- _DIRECTIONS FOR THIS TASK_
Without the pictures, set down every record below exactly as it reads.

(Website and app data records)
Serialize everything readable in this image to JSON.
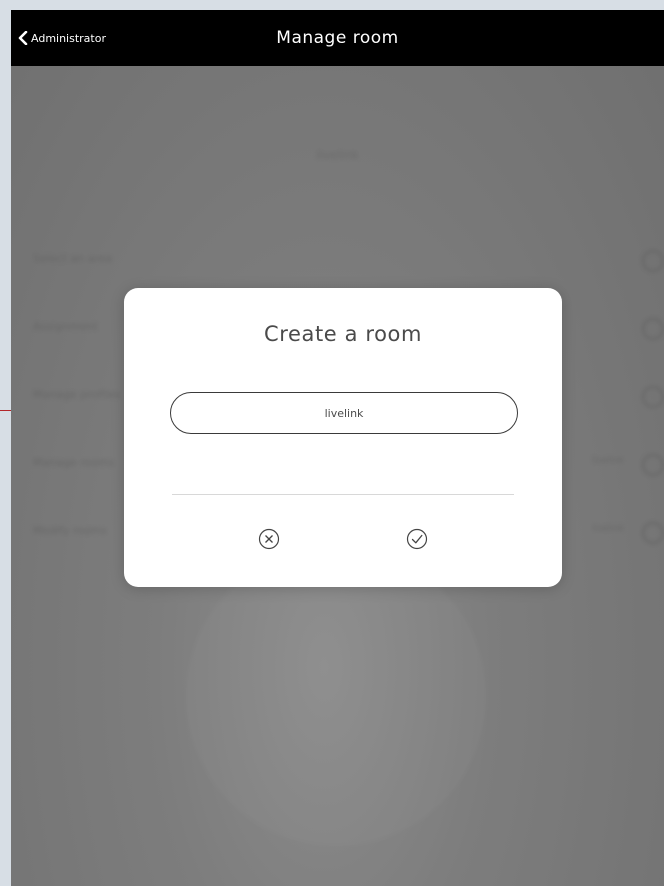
{
  "navbar": {
    "back_label": "Administrator",
    "title": "Manage room"
  },
  "background": {
    "heading": "livelink",
    "rows": [
      {
        "label": "Select an area",
        "value": ""
      },
      {
        "label": "Assignment",
        "value": ""
      },
      {
        "label": "Manage profiles",
        "value": ""
      },
      {
        "label": "Manage rooms",
        "value": "livelink"
      },
      {
        "label": "Modify rooms",
        "value": "livelink"
      }
    ]
  },
  "dialog": {
    "title": "Create a room",
    "input_value": "livelink",
    "input_placeholder": "",
    "cancel_icon": "cancel-circle-icon",
    "confirm_icon": "check-circle-icon"
  },
  "colors": {
    "navbar_bg": "#000000",
    "overlay": "#7a7a7a",
    "dialog_bg": "#ffffff",
    "callout": "#b3262a",
    "page_bg": "#d7dee5"
  }
}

- _RESPONSE AREA_
Serialize everything readable in this image to JSON.
{
  "navbar": {
    "back_label": "Administrator",
    "title": "Manage room"
  },
  "background": {
    "heading": "livelink",
    "rows": [
      {
        "label": "Select an area",
        "value": ""
      },
      {
        "label": "Assignment",
        "value": ""
      },
      {
        "label": "Manage profiles",
        "value": ""
      },
      {
        "label": "Manage rooms",
        "value": "livelink"
      },
      {
        "label": "Modify rooms",
        "value": "livelink"
      }
    ]
  },
  "dialog": {
    "title": "Create a room",
    "input_value": "livelink",
    "input_placeholder": "",
    "cancel_icon": "cancel-circle-icon",
    "confirm_icon": "check-circle-icon"
  },
  "colors": {
    "navbar_bg": "#000000",
    "overlay": "#7a7a7a",
    "dialog_bg": "#ffffff",
    "callout": "#b3262a",
    "page_bg": "#d7dee5"
  }
}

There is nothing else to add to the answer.